ABOUT THIS TASK :: Whenever a line below holds the word "Windows", copy that line.

DATASET CONTENT ::
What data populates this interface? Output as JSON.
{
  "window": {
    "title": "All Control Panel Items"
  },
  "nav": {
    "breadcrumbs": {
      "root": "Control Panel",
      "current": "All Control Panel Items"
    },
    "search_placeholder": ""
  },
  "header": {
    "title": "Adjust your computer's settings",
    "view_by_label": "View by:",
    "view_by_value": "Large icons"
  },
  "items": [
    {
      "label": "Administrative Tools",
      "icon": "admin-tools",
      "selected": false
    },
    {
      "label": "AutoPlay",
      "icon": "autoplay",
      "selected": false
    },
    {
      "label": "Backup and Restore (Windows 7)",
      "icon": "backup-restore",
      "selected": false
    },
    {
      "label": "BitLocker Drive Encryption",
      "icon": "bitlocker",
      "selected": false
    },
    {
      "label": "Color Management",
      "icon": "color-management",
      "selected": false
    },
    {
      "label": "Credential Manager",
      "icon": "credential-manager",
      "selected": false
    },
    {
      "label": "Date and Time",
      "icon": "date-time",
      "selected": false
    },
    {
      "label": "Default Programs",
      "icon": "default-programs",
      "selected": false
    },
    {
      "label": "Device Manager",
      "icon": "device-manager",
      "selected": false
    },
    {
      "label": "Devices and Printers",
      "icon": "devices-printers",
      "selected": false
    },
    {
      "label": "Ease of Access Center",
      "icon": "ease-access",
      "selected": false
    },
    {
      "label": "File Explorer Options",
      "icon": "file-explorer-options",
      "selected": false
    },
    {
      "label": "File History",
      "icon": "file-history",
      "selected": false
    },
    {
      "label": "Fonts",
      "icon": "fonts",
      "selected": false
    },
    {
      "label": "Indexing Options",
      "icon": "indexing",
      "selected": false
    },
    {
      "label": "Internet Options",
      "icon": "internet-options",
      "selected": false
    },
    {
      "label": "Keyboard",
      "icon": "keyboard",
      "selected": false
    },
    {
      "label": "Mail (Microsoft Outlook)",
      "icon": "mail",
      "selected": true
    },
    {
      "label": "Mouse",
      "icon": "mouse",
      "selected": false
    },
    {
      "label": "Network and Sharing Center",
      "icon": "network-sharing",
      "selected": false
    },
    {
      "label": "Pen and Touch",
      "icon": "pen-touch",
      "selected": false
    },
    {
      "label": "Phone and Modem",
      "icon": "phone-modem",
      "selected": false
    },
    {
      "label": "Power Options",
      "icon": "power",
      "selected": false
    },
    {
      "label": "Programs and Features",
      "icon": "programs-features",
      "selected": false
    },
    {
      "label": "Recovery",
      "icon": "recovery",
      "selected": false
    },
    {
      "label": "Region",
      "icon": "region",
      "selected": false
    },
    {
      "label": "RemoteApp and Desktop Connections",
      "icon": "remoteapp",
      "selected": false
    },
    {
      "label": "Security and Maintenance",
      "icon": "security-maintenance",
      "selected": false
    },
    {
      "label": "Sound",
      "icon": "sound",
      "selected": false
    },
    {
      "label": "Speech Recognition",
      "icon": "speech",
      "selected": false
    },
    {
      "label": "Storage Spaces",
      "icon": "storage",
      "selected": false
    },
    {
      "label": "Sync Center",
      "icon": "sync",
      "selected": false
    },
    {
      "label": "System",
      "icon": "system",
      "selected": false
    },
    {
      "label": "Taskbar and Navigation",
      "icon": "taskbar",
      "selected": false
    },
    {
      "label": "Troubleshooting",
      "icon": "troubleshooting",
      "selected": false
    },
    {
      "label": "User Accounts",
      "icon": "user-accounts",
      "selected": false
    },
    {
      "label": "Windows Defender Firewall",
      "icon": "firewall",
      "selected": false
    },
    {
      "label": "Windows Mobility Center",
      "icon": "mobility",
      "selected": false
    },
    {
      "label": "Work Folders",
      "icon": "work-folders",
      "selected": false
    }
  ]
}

ANSWER TO THIS PROBLEM ::
      "label": "Backup and Restore (Windows 7)",
      "label": "Windows Defender Firewall",
      "label": "Windows Mobility Center",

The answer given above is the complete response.